Another company, Ottonomy.IO (Brooklyn, NY, USA; https://ottonomy.io/), says its Ottobots “use a combination of multimodal sensors (specifically 3D LiDAR and RGB cameras) optimized for hardware running the mapping and localization pipelines in real time. Ottonomy's navigation maps combine both metric and semantic distance allowing for fully automated and highly accurate location delivery.”
Partnerships in the Market
To attract consumers' attention and customers, competing companies are rolling out new functionality and inking partnerships with food-delivery companies.
For example, Ottonomy.IO unveiled a new robot, Ottobot Yeti, in January 2023 that has an automated package delivery mechanism, allowing it to drop off takeout food or other packages directly to a locker. The robots can maneuver through crowds both indoors and outdoors.
In 2022, the company piloted an earlier version of its robotic service in which humans unlocked the robot’s storage compartment at three airports: Cincinnati/Northern Kentucky International Airport (CVG), Rome Fiumicino Airport (FCO), and Pittsburgh International Airport (PIT).
Serve Robotics also launched a pilot food delivery service in Los Angeles, California, USA, in 2022 through a partnership with Uber Technologies (San Francisco, CA, USA; www.uber.com/). Customers order food through the Uber Eats app, which also allows them to open the robot’s storage compartment and retrieve their food.
Serve Robotics was spun out of Postmates (San Francisco, CA, USA; https://postmates.com/), a delivery service that Uber acquired in 2022.
Launched in 2014, Starship operates robotic delivery services on college campuses and has launched pilot projects in numerous cities, including Chicago, Illinois, USA; Pleasanton, California, USA; Espoo, Finland; Cambridgeshire, UK; and Northamptonshire, UK. It delivers takeout restaurant meals and groceries.
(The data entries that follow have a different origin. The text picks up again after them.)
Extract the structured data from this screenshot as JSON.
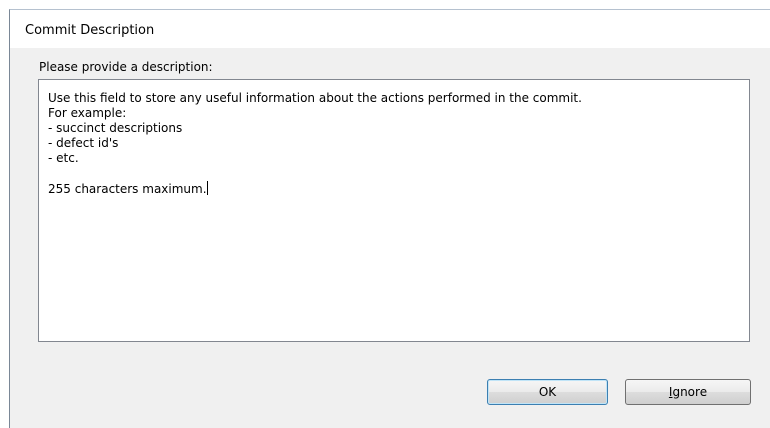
{
  "dialog": {
    "title": "Commit Description",
    "prompt_label": "Please provide a description:",
    "description_lines": [
      "Use this field to store any useful information about the actions performed in the commit.",
      "For example:",
      "- succinct descriptions",
      "- defect id's",
      "- etc.",
      "",
      "255 characters maximum."
    ],
    "buttons": {
      "ok_label": "OK",
      "ignore_label": "Ignore",
      "ignore_mnemonic": "I",
      "ignore_rest": "gnore"
    }
  }
}
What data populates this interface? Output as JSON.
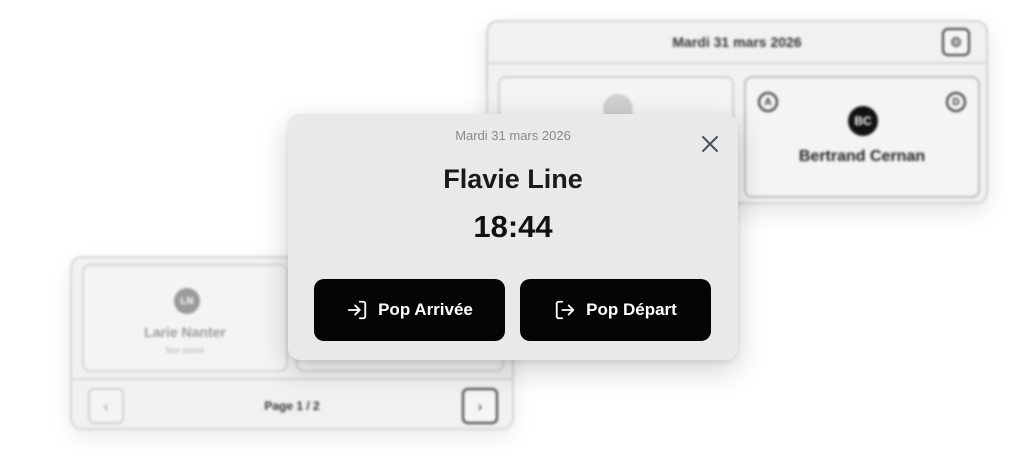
{
  "back_card": {
    "header_date": "Mardi 31 mars 2026",
    "settings_icon": "gear-icon",
    "tile": {
      "avatar_initials": "BC",
      "name": "Bertrand Cernan",
      "badge_left": "A",
      "badge_right": "D"
    }
  },
  "left_card": {
    "tile": {
      "avatar_initials": "LN",
      "name": "Larie Nanter",
      "subtitle": "Non pointé"
    },
    "pager": {
      "label": "Page 1 / 2",
      "prev_icon": "chevron-left-icon",
      "next_icon": "chevron-right-icon"
    }
  },
  "modal": {
    "date": "Mardi 31 mars 2026",
    "name": "Flavie Line",
    "time": "18:44",
    "close_icon": "close-icon",
    "arrive_label": "Pop Arrivée",
    "arrive_icon": "log-in-icon",
    "depart_label": "Pop Départ",
    "depart_icon": "log-out-icon"
  }
}
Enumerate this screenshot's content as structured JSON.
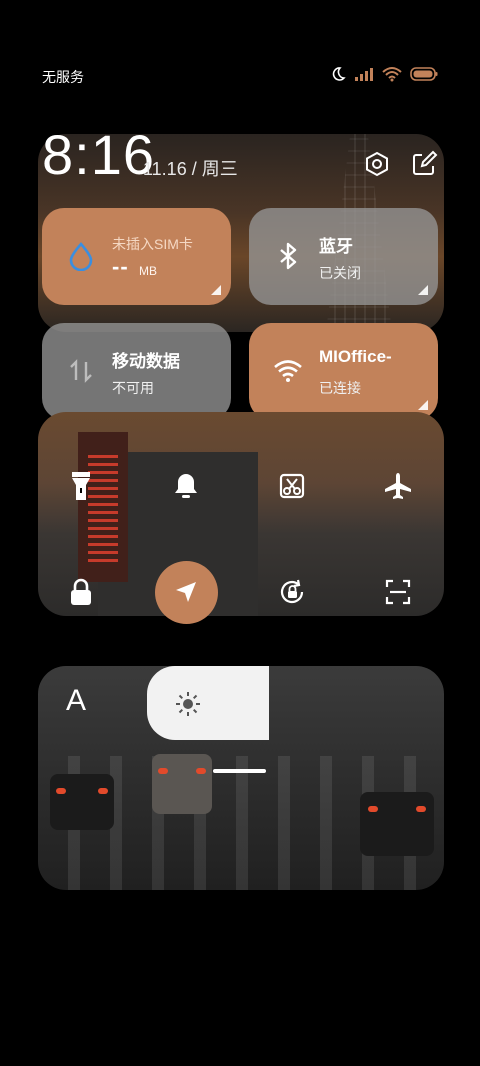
{
  "status_bar": {
    "carrier": "无服务",
    "icons": [
      "moon-icon",
      "signal-icon",
      "wifi-icon",
      "battery-icon"
    ]
  },
  "header": {
    "time": "8:16",
    "date": "11.16 / 周三",
    "icons": [
      "settings-icon",
      "edit-icon"
    ]
  },
  "tiles": [
    {
      "id": "data-usage",
      "title": "未插入SIM卡",
      "value": "--",
      "unit": "MB",
      "icon": "water-drop-icon"
    },
    {
      "id": "bluetooth",
      "title": "蓝牙",
      "status": "已关闭",
      "icon": "bluetooth-icon"
    },
    {
      "id": "mobile-data",
      "title": "移动数据",
      "status": "不可用",
      "icon": "data-arrows-icon"
    },
    {
      "id": "wifi",
      "title": "MIOffice-",
      "status": "已连接",
      "icon": "wifi-icon"
    }
  ],
  "quick_toggles": [
    "flashlight-icon",
    "bell-icon",
    "screenshot-icon",
    "airplane-icon",
    "lock-icon",
    "location-icon",
    "rotation-lock-icon",
    "scan-icon"
  ],
  "brightness": {
    "auto_label": "A",
    "icon": "sun-icon"
  },
  "colors": {
    "accent": "#c2825a",
    "tile_gray": "#969696"
  }
}
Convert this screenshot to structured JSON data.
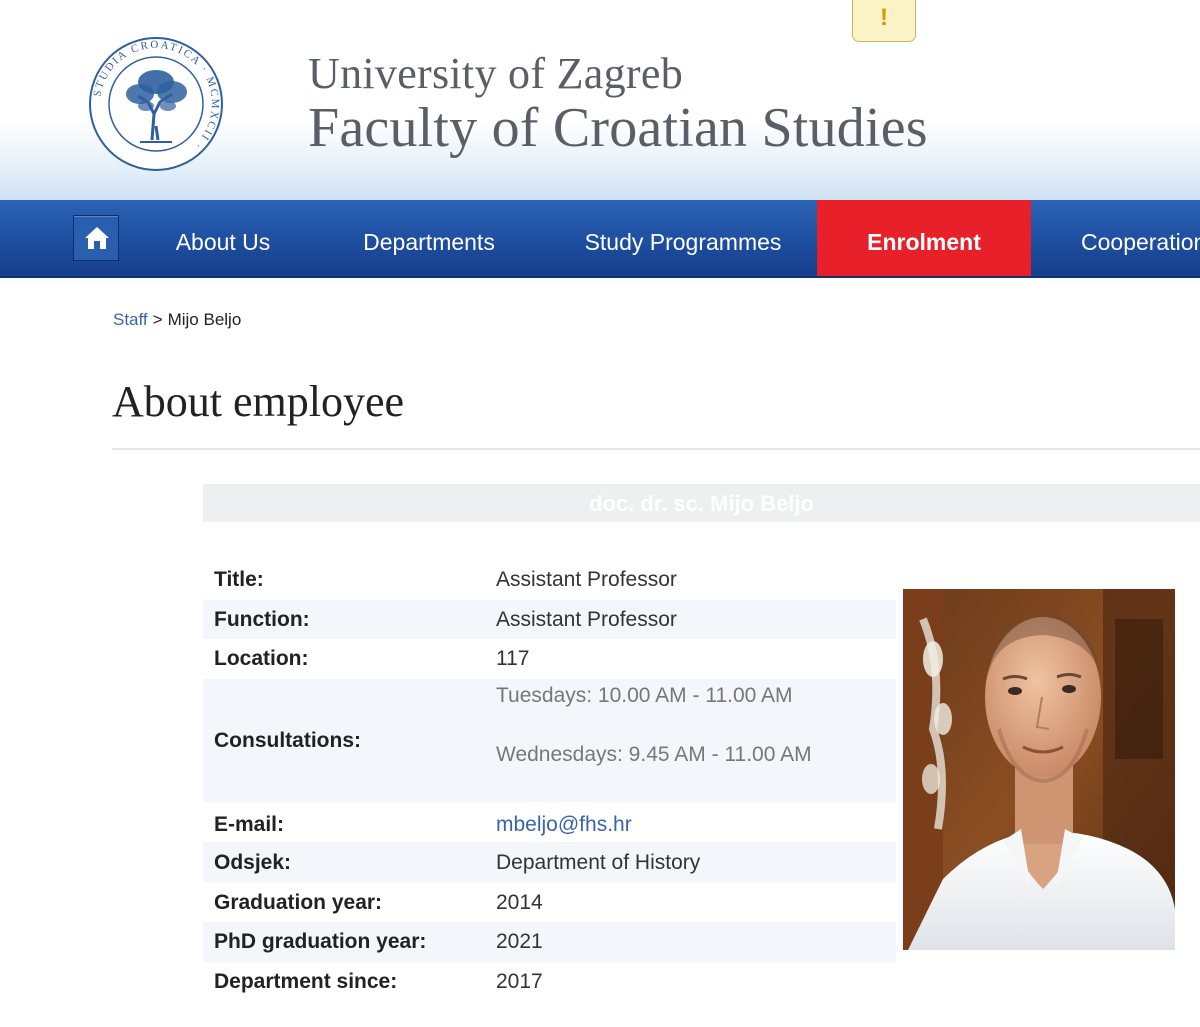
{
  "header": {
    "university": "University of Zagreb",
    "faculty": "Faculty of Croatian Studies",
    "seal_text": "STUDIA CROATICA MCMXCII",
    "warning_glyph": "!"
  },
  "nav": {
    "items": [
      {
        "label": "About Us"
      },
      {
        "label": "Departments"
      },
      {
        "label": "Study Programmes"
      },
      {
        "label": "Enrolment",
        "active": true
      },
      {
        "label": "Cooperation"
      }
    ],
    "colors": {
      "bar": "#1e4ea0",
      "active": "#e8202a"
    }
  },
  "breadcrumb": {
    "parent": "Staff",
    "separator": ">",
    "current": "Mijo Beljo"
  },
  "page": {
    "title": "About employee",
    "employee_name": "doc. dr. sc. Mijo Beljo"
  },
  "details": [
    {
      "label": "Title:",
      "value": "Assistant Professor"
    },
    {
      "label": "Function:",
      "value": "Assistant Professor"
    },
    {
      "label": "Location:",
      "value": "117"
    },
    {
      "label": "Consultations:",
      "values": [
        "Tuesdays: 10.00 AM - 11.00 AM",
        "Wednesdays: 9.45 AM - 11.00 AM"
      ]
    },
    {
      "label": "E-mail:",
      "value": "mbeljo@fhs.hr"
    },
    {
      "label": "Odsjek:",
      "value": "Department of History"
    },
    {
      "label": "Graduation year:",
      "value": "2014"
    },
    {
      "label": "PhD graduation year:",
      "value": "2021"
    },
    {
      "label": "Department since:",
      "value": "2017"
    }
  ]
}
Some of the college campuses where it delivers orders include University of Tennessee Knoxville, Arizona State University, Purdue University, and Missouri State University.
Meanwhile, Grubhub (Chicago, IL, USA; www.grubhub.com) is partnering Kiwibot (Miami, FL, USA; www.kiwibot.com/technology), Starship, and Cartken (Oakland, CA, USA; www.cartken.com/) to deliver food on nearly a dozen campuses.
However, Wang concludes that before food-delivery mobile-robots, such as these, become a mature use case, there are challenges for the machine vision/imaging technology vendors to overcome.
“The technologies themselves are relatively robust at this stage already, especially for those indoor food delivery robots where the working environment is well controlled. However, for outdoor food delivery robots, IDTechEx believes that the technology is still evolving. This is primarily because the outdoor environments could change rapidly, and there are way more uncertainties for outdoor applications.”
The variables outdoors include the degree of natural light, shadows (e.g., shadows caused by tree canopies), and other unpredictable conditions. “All these present challenges for the robustness of the machine vision technologies,” he says.